WHAT THE EXERCISE ASKS:
The answer is every line in the data below that contains the word "Accounting".

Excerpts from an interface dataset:
★ ★ ★ ★

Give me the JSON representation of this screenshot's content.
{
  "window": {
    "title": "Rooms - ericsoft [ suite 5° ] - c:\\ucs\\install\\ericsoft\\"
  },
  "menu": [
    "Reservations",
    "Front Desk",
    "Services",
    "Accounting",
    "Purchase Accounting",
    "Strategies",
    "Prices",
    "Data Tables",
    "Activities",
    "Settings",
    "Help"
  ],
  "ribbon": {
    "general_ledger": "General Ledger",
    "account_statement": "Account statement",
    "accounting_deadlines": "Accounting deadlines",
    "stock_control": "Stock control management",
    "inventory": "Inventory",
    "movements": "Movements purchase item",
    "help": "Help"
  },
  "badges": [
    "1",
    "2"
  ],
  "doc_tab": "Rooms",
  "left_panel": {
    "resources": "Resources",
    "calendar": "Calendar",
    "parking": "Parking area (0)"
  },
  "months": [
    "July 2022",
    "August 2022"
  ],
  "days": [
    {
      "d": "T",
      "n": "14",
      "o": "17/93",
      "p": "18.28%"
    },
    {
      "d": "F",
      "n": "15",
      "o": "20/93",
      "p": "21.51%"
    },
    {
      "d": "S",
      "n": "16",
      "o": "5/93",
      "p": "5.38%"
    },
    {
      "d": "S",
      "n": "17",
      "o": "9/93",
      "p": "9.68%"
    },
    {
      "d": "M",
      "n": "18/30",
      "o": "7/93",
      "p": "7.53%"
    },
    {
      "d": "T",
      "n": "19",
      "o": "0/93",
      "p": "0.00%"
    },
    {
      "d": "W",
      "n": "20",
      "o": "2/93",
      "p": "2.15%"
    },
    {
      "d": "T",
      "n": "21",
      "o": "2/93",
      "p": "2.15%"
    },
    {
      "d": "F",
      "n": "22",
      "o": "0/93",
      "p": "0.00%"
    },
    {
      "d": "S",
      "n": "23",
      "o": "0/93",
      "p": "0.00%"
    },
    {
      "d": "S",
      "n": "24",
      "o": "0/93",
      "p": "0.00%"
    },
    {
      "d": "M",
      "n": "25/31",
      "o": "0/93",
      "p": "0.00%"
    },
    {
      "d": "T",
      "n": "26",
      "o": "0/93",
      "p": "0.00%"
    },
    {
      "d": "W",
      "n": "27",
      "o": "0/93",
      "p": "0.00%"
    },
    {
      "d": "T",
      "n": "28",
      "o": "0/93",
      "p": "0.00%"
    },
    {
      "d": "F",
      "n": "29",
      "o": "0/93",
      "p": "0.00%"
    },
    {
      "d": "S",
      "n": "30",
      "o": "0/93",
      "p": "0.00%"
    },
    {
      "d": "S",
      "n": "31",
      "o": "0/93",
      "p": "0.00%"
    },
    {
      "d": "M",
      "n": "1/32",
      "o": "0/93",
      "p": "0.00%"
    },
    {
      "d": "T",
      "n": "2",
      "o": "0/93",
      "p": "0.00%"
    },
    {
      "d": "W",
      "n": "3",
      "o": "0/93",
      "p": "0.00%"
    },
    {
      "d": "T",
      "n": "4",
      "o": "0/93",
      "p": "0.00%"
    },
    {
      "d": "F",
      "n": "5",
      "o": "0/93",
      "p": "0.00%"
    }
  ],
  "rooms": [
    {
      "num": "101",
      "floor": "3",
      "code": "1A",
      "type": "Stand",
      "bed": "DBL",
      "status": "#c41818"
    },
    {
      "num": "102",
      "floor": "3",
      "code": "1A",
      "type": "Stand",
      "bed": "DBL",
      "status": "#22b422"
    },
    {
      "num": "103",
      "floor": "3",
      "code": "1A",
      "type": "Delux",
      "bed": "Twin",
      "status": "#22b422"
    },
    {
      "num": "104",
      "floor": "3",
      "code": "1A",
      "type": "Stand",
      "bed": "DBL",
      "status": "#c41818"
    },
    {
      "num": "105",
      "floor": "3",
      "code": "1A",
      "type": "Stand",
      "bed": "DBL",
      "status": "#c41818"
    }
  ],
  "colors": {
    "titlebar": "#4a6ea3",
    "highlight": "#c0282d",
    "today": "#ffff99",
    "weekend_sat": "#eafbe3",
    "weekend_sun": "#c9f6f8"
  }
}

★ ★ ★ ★

ANSWER SECTION:
    "Accounting",
    "Purchase Accounting",
    "accounting_deadlines": "Accounting deadlines",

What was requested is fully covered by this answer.